Aim of the task
Set down the data that follows again, exactly as written.

Supplied material
——————
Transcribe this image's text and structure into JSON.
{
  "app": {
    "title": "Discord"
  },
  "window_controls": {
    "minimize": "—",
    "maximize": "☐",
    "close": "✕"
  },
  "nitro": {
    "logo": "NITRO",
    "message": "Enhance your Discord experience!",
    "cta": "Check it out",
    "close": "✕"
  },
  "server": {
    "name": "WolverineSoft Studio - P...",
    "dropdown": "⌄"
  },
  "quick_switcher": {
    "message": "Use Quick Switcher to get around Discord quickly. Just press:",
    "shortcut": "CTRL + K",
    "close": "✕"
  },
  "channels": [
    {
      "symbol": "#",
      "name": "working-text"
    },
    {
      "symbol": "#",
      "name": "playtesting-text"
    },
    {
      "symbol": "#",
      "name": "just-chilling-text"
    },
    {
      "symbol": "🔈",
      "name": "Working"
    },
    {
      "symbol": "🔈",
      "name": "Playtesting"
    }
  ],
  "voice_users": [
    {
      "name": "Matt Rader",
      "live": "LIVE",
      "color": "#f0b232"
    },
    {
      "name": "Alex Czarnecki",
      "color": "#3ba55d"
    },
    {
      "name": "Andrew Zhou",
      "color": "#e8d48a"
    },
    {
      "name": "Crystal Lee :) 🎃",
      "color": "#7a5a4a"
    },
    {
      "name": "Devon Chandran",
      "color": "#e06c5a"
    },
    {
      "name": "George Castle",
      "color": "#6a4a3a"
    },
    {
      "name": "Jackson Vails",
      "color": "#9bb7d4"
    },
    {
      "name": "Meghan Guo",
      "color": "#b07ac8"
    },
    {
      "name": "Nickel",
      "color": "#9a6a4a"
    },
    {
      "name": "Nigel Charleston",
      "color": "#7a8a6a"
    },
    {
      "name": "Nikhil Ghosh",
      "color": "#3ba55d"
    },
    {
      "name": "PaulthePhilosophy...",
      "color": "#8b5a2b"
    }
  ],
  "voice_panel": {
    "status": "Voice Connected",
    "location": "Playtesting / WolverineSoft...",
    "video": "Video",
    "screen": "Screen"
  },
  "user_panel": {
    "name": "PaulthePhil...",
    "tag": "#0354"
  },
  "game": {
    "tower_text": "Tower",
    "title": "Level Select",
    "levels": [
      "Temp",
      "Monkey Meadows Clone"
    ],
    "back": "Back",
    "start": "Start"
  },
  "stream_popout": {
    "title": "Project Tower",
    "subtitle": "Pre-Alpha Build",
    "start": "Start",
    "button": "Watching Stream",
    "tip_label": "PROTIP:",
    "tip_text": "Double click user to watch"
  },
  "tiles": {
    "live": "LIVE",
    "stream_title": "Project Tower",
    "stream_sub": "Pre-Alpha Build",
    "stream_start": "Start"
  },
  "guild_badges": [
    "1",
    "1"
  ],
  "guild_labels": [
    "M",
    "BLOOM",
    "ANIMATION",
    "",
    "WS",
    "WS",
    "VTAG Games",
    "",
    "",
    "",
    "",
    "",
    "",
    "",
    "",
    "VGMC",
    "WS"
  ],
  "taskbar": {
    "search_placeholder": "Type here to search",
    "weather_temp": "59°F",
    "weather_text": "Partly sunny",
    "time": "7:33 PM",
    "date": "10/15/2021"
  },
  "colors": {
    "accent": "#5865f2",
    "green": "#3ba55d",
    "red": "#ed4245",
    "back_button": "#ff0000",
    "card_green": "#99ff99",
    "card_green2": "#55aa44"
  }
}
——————
Answer to the exercise
Transcribe this image's text and structure into JSON.
{
  "app": {
    "title": "Discord"
  },
  "window_controls": {
    "minimize": "—",
    "maximize": "☐",
    "close": "✕"
  },
  "nitro": {
    "logo": "NITRO",
    "message": "Enhance your Discord experience!",
    "cta": "Check it out",
    "close": "✕"
  },
  "server": {
    "name": "WolverineSoft Studio - P...",
    "dropdown": "⌄"
  },
  "quick_switcher": {
    "message": "Use Quick Switcher to get around Discord quickly. Just press:",
    "shortcut": "CTRL + K",
    "close": "✕"
  },
  "channels": [
    {
      "symbol": "#",
      "name": "working-text"
    },
    {
      "symbol": "#",
      "name": "playtesting-text"
    },
    {
      "symbol": "#",
      "name": "just-chilling-text"
    },
    {
      "symbol": "🔈",
      "name": "Working"
    },
    {
      "symbol": "🔈",
      "name": "Playtesting"
    }
  ],
  "voice_users": [
    {
      "name": "Matt Rader",
      "live": "LIVE",
      "color": "#f0b232"
    },
    {
      "name": "Alex Czarnecki",
      "color": "#3ba55d"
    },
    {
      "name": "Andrew Zhou",
      "color": "#e8d48a"
    },
    {
      "name": "Crystal Lee :) 🎃",
      "color": "#7a5a4a"
    },
    {
      "name": "Devon Chandran",
      "color": "#e06c5a"
    },
    {
      "name": "George Castle",
      "color": "#6a4a3a"
    },
    {
      "name": "Jackson Vails",
      "color": "#9bb7d4"
    },
    {
      "name": "Meghan Guo",
      "color": "#b07ac8"
    },
    {
      "name": "Nickel",
      "color": "#9a6a4a"
    },
    {
      "name": "Nigel Charleston",
      "color": "#7a8a6a"
    },
    {
      "name": "Nikhil Ghosh",
      "color": "#3ba55d"
    },
    {
      "name": "PaulthePhilosophy...",
      "color": "#8b5a2b"
    }
  ],
  "voice_panel": {
    "status": "Voice Connected",
    "location": "Playtesting / WolverineSoft...",
    "video": "Video",
    "screen": "Screen"
  },
  "user_panel": {
    "name": "PaulthePhil...",
    "tag": "#0354"
  },
  "game": {
    "tower_text": "Tower",
    "title": "Level Select",
    "levels": [
      "Temp",
      "Monkey Meadows Clone"
    ],
    "back": "Back",
    "start": "Start"
  },
  "stream_popout": {
    "title": "Project Tower",
    "subtitle": "Pre-Alpha Build",
    "start": "Start",
    "button": "Watching Stream",
    "tip_label": "PROTIP:",
    "tip_text": "Double click user to watch"
  },
  "tiles": {
    "live": "LIVE",
    "stream_title": "Project Tower",
    "stream_sub": "Pre-Alpha Build",
    "stream_start": "Start"
  },
  "guild_badges": [
    "1",
    "1"
  ],
  "guild_labels": [
    "M",
    "BLOOM",
    "ANIMATION",
    "",
    "WS",
    "WS",
    "VTAG Games",
    "",
    "",
    "",
    "",
    "",
    "",
    "",
    "",
    "VGMC",
    "WS"
  ],
  "taskbar": {
    "search_placeholder": "Type here to search",
    "weather_temp": "59°F",
    "weather_text": "Partly sunny",
    "time": "7:33 PM",
    "date": "10/15/2021"
  },
  "colors": {
    "accent": "#5865f2",
    "green": "#3ba55d",
    "red": "#ed4245",
    "back_button": "#ff0000",
    "card_green": "#99ff99",
    "card_green2": "#55aa44"
  }
}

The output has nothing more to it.